Dataset extract:
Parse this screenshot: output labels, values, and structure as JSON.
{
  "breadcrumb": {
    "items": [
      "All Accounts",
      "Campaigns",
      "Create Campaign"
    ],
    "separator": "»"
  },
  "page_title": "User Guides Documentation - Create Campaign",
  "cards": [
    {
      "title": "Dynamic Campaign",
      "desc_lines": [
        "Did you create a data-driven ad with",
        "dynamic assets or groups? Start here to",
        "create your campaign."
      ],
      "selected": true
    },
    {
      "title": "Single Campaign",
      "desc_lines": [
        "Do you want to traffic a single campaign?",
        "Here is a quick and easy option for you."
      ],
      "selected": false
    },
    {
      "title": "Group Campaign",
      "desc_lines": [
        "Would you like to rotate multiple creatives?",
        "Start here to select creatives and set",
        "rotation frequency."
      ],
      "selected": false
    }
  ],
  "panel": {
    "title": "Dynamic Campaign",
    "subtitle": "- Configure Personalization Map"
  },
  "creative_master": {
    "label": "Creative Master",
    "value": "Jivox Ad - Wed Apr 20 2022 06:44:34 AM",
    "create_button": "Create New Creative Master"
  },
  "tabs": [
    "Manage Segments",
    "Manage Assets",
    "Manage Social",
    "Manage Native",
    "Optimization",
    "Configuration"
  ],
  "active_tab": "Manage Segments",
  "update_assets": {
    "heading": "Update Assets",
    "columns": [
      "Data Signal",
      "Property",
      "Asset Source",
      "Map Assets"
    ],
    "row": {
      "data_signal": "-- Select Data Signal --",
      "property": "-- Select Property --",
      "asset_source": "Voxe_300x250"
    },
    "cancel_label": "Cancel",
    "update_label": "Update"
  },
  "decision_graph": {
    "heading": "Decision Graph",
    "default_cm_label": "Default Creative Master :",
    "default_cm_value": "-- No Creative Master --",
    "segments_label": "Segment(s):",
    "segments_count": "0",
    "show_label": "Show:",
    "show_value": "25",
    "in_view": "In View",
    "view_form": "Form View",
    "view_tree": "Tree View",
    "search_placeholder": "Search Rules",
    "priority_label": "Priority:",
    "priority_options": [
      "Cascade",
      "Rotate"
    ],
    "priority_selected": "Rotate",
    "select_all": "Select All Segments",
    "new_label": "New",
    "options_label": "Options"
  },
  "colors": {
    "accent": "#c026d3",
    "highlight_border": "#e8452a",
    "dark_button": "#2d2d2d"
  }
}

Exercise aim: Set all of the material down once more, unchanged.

Answer area:
Parse this screenshot: output labels, values, and structure as JSON.
{
  "breadcrumb": {
    "items": [
      "All Accounts",
      "Campaigns",
      "Create Campaign"
    ],
    "separator": "»"
  },
  "page_title": "User Guides Documentation - Create Campaign",
  "cards": [
    {
      "title": "Dynamic Campaign",
      "desc_lines": [
        "Did you create a data-driven ad with",
        "dynamic assets or groups? Start here to",
        "create your campaign."
      ],
      "selected": true
    },
    {
      "title": "Single Campaign",
      "desc_lines": [
        "Do you want to traffic a single campaign?",
        "Here is a quick and easy option for you."
      ],
      "selected": false
    },
    {
      "title": "Group Campaign",
      "desc_lines": [
        "Would you like to rotate multiple creatives?",
        "Start here to select creatives and set",
        "rotation frequency."
      ],
      "selected": false
    }
  ],
  "panel": {
    "title": "Dynamic Campaign",
    "subtitle": "- Configure Personalization Map"
  },
  "creative_master": {
    "label": "Creative Master",
    "value": "Jivox Ad - Wed Apr 20 2022 06:44:34 AM",
    "create_button": "Create New Creative Master"
  },
  "tabs": [
    "Manage Segments",
    "Manage Assets",
    "Manage Social",
    "Manage Native",
    "Optimization",
    "Configuration"
  ],
  "active_tab": "Manage Segments",
  "update_assets": {
    "heading": "Update Assets",
    "columns": [
      "Data Signal",
      "Property",
      "Asset Source",
      "Map Assets"
    ],
    "row": {
      "data_signal": "-- Select Data Signal --",
      "property": "-- Select Property --",
      "asset_source": "Voxe_300x250"
    },
    "cancel_label": "Cancel",
    "update_label": "Update"
  },
  "decision_graph": {
    "heading": "Decision Graph",
    "default_cm_label": "Default Creative Master :",
    "default_cm_value": "-- No Creative Master --",
    "segments_label": "Segment(s):",
    "segments_count": "0",
    "show_label": "Show:",
    "show_value": "25",
    "in_view": "In View",
    "view_form": "Form View",
    "view_tree": "Tree View",
    "search_placeholder": "Search Rules",
    "priority_label": "Priority:",
    "priority_options": [
      "Cascade",
      "Rotate"
    ],
    "priority_selected": "Rotate",
    "select_all": "Select All Segments",
    "new_label": "New",
    "options_label": "Options"
  },
  "colors": {
    "accent": "#c026d3",
    "highlight_border": "#e8452a",
    "dark_button": "#2d2d2d"
  }
}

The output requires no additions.